MANILA — Former Quezon City councilor and actor Roderick Paulate was found guilty of graft and 9 counts of falsification by the Sandiganbayan over the hiring of fictitious job contract personnel in 2010.
In a decision of the anti-graft court's Seventh Division promulgated on Nov. 25, 2022, Paulate was sentenced to imprisonment of 6 to 8 years for graft and 6 months to 6 years for each count of falsification.
Along with his driver and liaison officer Vicente Bajamunde, who was also convicted of graft, Paulate was ordered to pay a fine of P1.1 million which is the total amount of the payrolls prepared for the job contractors.
Paulate was also fined P10,000 for each of the falsification cases.
The issues cited by the court included the lack of birth certificates of the job contractors. But Paulate argued during trial that certification of no birth does not conclusively prove that a person is fictitious.
“This may be rebutted by sufficient contrary evidence however, Paulate and Bajamunde have not presented any competent evidence to counter the negative certifications and certificates of no record,” the court said in the decision penned by Associate Justice Zaldy Trespeses, with the concurrence of Division Chairperson Ma. Theresa Dolores Gomez-Estoesta and Associate Justice Georgina Hidalgo.

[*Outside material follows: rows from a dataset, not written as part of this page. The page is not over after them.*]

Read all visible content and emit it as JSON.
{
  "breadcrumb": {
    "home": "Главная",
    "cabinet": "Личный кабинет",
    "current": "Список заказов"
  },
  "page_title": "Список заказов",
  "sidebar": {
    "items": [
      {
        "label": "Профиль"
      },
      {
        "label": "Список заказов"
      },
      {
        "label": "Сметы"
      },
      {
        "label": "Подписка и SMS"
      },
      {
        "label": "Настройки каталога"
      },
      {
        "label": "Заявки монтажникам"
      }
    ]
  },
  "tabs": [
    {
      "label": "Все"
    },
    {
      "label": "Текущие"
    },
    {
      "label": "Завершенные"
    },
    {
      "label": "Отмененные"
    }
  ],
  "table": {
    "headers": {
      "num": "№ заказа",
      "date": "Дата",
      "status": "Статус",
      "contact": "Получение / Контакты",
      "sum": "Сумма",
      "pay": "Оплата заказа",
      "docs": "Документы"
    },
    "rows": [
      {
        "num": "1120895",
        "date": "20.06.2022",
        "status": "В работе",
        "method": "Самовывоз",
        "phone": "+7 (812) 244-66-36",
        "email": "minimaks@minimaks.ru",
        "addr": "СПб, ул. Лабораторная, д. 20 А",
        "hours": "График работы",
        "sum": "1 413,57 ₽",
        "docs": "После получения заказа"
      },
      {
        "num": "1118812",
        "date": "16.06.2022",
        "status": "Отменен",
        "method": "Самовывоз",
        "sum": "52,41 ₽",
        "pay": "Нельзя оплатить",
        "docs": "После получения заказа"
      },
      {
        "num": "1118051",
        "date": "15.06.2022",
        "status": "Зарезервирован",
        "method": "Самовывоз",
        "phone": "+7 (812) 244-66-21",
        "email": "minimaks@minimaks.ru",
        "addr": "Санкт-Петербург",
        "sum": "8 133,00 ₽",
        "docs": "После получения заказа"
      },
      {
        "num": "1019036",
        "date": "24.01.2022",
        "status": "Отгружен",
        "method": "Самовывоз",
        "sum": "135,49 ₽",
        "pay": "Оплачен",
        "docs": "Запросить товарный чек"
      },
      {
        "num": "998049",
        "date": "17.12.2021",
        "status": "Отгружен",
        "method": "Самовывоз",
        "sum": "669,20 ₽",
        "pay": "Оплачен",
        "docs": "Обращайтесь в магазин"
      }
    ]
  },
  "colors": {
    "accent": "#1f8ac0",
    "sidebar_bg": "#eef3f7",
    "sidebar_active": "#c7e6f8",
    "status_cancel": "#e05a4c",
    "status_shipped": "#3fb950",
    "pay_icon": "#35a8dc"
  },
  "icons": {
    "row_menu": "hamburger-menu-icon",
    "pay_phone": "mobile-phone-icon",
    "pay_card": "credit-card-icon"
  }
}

The court also noted that the job order employees have no record in the National Bureau of Investigation Clearance Database.
While all 30 employees are residents of Quezon City based on their personal data sheet (PDS), they could not be located during verifications conducted by the Office of the Ombudsman as to their residences or schools attended.
The court also took note that 2 of the job contractors appeared as “identical twins” based on their photos in their PDS and yet their personal details differed.
“These details may appear trivial, but they cast serious doubt on the genuineness of the PDS and existence of the job contractors when taken with the other pieces of evidences presented by the prosecution,” the court said.
Prosecution witnesses included state auditor Emilda Navarro who testified, among others, that she had not seen any daily time records for the job order personnel.
Defense witness Hubert Fernandez who served as Paulate’s chief of staff from 2010 to 2019 stated in his testimony that their area coordinators were the ones who looked for 30 people from their pool of volunteers during the campaign period.
Paulate also testified that the money went to the job order personnel and there were no complaints from the employees that they did not receive their salaries.
He also testified that the charges were politically motivated and the hired job contractors and their relatives just opted not to come out and talk about the issue for fear of reprisal.
The court however stressed in its ruling that Paulate cannot claim good faith and invoke the Arias doctrine to avoid criminal liability.
“Certainly, he failed to act in accordance with the demands of the responsibility that attaches to the office he was occupying,” the court said.